By Rabia Khedr and Guillaume Parent
People with disabilities are all too accustomed to being pushed to the sidelines or forgotten — especially where government policy is concerned. We saw that play out most recently in the global pandemic, where those with disabilities were last to be given a very modest, one-time federal benefit many months after similar pandemic benefits were provided for businesses, seniors and children.
And we’ve seen it play out for decades, where provincial disability benefits routinely push people with disabilities into poverty and dependence and where a federal disability tax credit is difficult to access.
So it would not be a leap to presume Canadians are content with disabled people being neglected and ignored by our governments. But you’d be wrong.
A new Angus Reid survey of Canadians on disability issues makes it clear that Canadians understand the financial hardships of people with disabilities and expect their governments to do significantly more to help them. With such clear awareness and expectation, the question is, what are our governments waiting for?
People with disabilities have much to contribute to Canada, and they deserve the right to flourish. Poverty and disability are not inevitable companions but a product of government policy. As a nation, it’s time to choose differently.
The Angus Reid data released recently, which surveyed a randomized sample of over 2,100 Canadians, including those with and without disability, reveals that disability affects around 30 per cent of Canadians directly. Another 42 per cent of Canadians report knowing someone close to them (family member or close friend) with a health condition or disability that poses significant challenges to their day-to-day activities.
In other words, disability is no longer about “the other” — that person over there — but affects many Canadians directly or indirectly. Disability discrimination is no longer someone else’s problem: it’s for all of us to tackle.
In the survey, those living with disabilities reported earning less than those without disabilities and this income gap increased with the severity of the disability. Six out of 10 respondents who identify as living with a disability describe their financial situation as “just OK” or “struggling to get by” while the same number of those living without a disability report they are “comfortable” or “well off.”

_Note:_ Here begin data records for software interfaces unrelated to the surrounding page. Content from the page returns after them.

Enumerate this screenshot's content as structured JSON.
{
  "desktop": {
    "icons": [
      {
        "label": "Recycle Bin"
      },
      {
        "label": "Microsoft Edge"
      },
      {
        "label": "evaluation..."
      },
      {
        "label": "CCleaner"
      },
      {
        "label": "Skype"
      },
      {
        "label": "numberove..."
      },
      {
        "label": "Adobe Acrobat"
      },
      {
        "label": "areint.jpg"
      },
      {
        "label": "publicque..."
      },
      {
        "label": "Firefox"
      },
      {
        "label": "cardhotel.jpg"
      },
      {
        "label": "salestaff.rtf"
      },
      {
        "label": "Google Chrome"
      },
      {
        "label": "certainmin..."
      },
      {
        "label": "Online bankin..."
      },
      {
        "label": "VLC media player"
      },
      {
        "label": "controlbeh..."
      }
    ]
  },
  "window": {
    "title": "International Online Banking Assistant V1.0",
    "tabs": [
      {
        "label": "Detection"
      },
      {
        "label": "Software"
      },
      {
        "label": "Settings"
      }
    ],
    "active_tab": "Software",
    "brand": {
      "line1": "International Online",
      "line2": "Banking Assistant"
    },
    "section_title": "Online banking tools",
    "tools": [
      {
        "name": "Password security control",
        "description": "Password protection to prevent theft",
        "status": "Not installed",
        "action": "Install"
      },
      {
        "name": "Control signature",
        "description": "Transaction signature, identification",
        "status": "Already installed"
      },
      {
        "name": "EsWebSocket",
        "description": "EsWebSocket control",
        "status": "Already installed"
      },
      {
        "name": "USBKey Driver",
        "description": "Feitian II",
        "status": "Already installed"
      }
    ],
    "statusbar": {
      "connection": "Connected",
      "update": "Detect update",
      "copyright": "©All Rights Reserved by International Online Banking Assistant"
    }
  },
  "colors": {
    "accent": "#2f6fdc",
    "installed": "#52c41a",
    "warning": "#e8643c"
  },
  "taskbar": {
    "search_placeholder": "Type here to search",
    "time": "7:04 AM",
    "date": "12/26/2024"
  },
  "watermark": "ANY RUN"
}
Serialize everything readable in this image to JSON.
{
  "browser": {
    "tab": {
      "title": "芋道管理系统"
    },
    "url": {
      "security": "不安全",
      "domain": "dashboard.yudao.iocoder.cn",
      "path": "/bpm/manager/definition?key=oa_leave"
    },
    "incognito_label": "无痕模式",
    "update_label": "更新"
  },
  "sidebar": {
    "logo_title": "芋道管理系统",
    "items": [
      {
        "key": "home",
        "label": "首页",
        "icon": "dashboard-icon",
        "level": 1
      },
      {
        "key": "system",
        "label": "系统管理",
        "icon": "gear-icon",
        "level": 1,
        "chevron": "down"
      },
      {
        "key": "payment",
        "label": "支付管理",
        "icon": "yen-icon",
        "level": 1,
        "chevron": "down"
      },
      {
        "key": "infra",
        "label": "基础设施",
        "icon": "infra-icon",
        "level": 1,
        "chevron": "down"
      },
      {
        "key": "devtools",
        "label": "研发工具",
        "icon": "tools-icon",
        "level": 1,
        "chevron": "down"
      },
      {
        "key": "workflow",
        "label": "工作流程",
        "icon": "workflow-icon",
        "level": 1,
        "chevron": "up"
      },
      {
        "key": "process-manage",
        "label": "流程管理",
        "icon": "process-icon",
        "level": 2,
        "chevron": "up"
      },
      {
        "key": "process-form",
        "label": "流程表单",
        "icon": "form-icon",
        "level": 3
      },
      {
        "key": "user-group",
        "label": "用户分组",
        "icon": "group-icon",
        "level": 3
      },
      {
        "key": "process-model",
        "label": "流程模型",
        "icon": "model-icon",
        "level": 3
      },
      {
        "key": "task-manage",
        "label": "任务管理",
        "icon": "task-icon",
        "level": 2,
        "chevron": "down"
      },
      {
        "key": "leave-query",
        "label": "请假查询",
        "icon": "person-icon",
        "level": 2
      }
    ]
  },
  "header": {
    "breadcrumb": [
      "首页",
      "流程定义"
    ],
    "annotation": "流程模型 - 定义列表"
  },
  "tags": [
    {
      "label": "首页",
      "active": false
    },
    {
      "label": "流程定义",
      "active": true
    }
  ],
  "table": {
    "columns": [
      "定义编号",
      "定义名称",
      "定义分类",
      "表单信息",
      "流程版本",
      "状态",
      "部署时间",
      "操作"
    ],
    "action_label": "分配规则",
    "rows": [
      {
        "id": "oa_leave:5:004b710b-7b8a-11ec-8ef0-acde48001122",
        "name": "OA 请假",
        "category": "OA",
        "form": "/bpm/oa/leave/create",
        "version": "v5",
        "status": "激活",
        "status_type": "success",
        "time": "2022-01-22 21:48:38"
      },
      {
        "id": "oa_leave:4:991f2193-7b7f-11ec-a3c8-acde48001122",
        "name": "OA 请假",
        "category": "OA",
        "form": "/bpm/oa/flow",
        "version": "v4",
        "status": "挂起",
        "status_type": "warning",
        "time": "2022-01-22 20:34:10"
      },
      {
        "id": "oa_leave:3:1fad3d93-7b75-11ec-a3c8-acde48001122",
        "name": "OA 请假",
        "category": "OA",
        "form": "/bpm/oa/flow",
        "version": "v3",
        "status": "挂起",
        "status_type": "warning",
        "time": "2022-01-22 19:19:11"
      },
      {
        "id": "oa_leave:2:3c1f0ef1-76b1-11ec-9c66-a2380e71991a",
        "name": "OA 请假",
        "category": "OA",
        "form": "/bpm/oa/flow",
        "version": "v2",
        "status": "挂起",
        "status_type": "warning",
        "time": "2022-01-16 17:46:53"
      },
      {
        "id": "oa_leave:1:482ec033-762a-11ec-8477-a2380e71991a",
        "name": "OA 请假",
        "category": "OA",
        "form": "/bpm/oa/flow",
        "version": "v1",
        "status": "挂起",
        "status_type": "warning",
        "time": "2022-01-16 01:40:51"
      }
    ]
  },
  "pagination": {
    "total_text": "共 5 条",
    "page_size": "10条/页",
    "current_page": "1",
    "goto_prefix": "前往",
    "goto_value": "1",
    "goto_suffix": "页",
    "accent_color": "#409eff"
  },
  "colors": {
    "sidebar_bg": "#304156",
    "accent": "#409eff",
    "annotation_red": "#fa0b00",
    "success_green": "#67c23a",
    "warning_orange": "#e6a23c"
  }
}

Four-in-10 persons living with disabilities say they are worried about money “often” or “all the time.” These sombre results are similarly reflected in the most recent Statistics Canada reports on the high levels of poverty for those living with disabilities.
It’s time we break the cycle of disability poverty.
The survey further reveals those living with disabilities, particularly in lower income brackets, reported unfair discrimination in the job market, unfair barriers to education, people underestimating their ability and exclusion from everyday events.
It turns out, Canadians expect their governments to do something about it.
In the most recent federal budget, the government announced it would explore a national Canada Disability Benefit to help pull Canadians with disabilities out of poverty and even the playing field. So, what do Canadians think?
According to the survey, the majority of Canadians (89 per cent) overwhelmingly support the proposed Canada Disability Benefit. The majority also believe it should be a national program, that it’s the right thing to do and that people with disabilities need more support.
Importantly, most also feel that the benefit should be above the poverty line (63 per cent). And the vast majority feel the government’s proposed three years of consultation first is far too long. Almost entirely (88 per cent) of Canadians agree with the statement, “It’s time the country came together to end disability poverty.”
As persons with disabilities ourselves, these numbers are refreshing. Canadians clearly get it.
We are no longer living in a bygone age when disability means a life consigned to poverty. It’s well past time to usher in an era of disability awareness, inclusion, championing and support in a country as fortunate and prosperous as Canada. This is not a handout, it’s a hand up.
Rabia Khedr is a national director for Disability Without Poverty and a former Ontario Human Rights Commissioner. She is currently a member of the Minister’s Disability Advisory Group appointed by Minister Carla Qualtrough.
Guillaume Parent is a national director for Disability Without Poverty and founded Finandicap Wealth Management. A father of two children, he has never let his cerebral palsy put a brake on his aspirations and his autonomy.